> _Task directions_: Below are the records; locate each line with the word "join" and copy it.

**** Dataset ****

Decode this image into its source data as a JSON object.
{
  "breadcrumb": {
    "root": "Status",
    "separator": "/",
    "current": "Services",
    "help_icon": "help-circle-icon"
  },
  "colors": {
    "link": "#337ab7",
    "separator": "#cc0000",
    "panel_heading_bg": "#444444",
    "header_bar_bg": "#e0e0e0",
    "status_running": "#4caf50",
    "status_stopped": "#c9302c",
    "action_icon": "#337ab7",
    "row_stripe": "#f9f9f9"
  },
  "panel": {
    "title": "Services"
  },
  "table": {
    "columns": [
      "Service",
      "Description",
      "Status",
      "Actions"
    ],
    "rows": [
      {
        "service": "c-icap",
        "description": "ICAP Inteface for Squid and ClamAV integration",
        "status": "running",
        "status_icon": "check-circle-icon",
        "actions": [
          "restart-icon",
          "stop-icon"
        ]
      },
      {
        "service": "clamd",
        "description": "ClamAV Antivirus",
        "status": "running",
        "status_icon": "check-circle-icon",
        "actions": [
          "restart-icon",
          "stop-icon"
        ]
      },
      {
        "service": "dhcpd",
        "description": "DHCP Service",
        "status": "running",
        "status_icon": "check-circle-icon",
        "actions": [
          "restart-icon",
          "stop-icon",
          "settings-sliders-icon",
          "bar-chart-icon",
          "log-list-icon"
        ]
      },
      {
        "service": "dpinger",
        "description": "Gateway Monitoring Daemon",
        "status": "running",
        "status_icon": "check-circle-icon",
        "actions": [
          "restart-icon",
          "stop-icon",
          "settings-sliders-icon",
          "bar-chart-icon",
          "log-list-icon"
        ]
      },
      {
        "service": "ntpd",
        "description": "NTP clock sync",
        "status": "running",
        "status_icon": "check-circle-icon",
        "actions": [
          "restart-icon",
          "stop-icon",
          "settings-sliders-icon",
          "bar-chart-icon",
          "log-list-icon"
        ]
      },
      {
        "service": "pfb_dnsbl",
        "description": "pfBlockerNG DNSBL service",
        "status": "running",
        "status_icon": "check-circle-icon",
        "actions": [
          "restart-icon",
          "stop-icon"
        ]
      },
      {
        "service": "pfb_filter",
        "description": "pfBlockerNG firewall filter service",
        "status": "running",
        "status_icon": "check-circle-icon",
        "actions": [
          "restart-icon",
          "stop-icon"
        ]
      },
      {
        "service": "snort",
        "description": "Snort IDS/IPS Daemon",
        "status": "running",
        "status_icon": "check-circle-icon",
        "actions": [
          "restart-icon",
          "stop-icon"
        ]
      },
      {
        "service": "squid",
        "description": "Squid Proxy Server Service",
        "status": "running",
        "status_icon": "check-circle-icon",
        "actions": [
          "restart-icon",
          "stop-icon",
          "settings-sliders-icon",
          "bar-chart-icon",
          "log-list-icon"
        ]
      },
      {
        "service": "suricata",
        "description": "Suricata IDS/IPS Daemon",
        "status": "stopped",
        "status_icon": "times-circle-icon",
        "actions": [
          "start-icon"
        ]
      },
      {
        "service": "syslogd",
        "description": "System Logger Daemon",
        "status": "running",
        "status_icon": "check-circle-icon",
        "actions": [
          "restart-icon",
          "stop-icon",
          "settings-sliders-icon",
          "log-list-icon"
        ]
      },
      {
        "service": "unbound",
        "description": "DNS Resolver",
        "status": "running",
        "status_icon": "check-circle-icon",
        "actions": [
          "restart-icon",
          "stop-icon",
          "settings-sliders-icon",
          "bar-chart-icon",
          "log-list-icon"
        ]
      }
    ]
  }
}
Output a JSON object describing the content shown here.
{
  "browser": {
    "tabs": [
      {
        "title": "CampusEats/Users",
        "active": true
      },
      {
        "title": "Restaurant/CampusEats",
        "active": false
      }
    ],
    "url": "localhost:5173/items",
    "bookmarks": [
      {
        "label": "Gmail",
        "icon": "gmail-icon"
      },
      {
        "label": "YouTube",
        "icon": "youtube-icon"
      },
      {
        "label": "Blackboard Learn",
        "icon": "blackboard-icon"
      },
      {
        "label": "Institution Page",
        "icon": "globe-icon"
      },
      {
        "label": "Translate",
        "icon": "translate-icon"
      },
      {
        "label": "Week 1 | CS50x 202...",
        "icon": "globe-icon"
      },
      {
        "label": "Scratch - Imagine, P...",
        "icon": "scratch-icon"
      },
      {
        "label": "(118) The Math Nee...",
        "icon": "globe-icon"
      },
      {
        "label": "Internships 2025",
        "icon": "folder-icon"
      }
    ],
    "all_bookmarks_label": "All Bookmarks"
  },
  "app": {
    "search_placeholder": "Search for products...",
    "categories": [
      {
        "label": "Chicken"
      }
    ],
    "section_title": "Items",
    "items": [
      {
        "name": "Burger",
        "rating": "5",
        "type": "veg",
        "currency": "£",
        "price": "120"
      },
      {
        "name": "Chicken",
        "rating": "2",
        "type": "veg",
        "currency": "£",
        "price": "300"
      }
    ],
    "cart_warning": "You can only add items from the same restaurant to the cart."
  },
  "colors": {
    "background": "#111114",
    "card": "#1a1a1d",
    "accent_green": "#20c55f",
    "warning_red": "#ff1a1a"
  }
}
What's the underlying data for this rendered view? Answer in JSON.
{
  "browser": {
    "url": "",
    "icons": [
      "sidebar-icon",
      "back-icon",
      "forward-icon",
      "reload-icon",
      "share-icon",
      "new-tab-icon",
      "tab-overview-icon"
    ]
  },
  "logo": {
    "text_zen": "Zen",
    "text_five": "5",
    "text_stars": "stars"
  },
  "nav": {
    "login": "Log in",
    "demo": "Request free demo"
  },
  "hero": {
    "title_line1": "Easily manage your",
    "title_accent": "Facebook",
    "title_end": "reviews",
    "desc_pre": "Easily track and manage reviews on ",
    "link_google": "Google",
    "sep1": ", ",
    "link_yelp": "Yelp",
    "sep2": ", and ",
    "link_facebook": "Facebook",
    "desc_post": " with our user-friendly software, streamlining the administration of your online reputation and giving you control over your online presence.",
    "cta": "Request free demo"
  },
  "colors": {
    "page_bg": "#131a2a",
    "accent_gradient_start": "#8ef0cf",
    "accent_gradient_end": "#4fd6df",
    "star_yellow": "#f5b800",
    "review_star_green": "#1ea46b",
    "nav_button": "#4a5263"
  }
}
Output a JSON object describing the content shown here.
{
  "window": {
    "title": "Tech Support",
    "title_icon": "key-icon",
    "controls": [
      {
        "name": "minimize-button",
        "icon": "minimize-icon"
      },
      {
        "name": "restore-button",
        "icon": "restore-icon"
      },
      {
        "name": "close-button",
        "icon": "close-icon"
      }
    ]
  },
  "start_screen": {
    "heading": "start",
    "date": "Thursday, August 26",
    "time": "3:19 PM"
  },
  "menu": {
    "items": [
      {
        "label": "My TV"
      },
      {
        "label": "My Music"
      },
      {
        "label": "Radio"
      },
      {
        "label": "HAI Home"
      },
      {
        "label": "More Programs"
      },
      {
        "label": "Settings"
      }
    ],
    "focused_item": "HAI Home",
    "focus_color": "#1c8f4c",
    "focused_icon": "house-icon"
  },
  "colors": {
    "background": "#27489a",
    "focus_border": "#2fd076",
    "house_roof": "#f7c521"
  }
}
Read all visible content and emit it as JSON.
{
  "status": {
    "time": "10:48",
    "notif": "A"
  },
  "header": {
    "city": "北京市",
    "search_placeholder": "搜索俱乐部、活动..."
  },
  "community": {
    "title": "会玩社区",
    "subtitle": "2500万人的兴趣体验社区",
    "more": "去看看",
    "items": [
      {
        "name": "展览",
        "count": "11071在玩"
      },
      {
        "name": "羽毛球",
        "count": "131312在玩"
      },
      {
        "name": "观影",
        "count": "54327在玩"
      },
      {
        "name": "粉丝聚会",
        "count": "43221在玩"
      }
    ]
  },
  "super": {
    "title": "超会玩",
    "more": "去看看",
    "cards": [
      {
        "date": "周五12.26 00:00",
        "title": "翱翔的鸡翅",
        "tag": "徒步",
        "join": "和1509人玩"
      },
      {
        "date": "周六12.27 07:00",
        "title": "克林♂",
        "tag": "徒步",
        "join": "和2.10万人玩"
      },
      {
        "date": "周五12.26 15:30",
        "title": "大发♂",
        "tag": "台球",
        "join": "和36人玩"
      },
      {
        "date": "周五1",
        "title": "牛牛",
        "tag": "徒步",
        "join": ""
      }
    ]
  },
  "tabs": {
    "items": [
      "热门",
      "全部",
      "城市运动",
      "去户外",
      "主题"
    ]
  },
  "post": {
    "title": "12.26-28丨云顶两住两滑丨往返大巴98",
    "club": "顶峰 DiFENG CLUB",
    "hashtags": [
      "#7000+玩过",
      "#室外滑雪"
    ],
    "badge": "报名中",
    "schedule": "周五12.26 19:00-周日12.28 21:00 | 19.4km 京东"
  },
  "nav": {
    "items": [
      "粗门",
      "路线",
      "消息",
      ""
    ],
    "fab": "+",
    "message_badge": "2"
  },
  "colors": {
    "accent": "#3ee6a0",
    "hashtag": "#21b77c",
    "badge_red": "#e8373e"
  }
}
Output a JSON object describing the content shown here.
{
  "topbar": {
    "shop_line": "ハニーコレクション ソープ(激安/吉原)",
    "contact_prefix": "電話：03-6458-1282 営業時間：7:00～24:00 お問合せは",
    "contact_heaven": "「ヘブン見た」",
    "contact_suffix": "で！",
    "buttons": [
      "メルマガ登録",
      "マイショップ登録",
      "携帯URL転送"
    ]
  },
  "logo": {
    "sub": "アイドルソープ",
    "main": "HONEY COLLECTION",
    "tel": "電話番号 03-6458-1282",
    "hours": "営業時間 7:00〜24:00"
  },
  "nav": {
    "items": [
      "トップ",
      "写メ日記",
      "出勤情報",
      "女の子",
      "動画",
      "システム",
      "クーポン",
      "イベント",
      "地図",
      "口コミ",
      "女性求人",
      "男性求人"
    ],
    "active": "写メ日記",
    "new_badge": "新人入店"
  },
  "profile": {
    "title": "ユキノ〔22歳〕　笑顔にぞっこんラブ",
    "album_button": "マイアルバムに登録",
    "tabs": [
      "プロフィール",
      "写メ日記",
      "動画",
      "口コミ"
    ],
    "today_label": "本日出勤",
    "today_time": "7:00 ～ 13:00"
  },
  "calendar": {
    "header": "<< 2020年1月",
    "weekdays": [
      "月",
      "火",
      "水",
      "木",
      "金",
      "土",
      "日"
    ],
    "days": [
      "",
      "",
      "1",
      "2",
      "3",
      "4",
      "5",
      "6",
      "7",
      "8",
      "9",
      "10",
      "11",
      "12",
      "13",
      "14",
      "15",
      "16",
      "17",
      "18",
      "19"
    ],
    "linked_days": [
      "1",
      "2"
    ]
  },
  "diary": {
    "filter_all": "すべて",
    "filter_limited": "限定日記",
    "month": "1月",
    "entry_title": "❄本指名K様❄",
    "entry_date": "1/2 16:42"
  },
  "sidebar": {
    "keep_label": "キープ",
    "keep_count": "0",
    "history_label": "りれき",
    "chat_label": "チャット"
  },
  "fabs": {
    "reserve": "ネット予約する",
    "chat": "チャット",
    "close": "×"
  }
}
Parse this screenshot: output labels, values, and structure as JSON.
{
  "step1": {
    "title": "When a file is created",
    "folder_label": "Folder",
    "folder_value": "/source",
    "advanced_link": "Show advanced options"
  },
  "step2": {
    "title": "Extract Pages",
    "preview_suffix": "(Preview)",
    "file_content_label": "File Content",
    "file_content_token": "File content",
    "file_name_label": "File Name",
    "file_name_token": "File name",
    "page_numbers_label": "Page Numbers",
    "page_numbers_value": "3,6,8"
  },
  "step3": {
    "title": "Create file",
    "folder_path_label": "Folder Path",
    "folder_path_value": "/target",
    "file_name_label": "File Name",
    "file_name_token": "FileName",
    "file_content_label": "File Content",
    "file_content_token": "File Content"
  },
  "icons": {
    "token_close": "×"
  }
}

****

> _Task output_:
        "join": "和1509人玩"
        "join": "和2.10万人玩"
        "join": "和36人玩"
        "join": ""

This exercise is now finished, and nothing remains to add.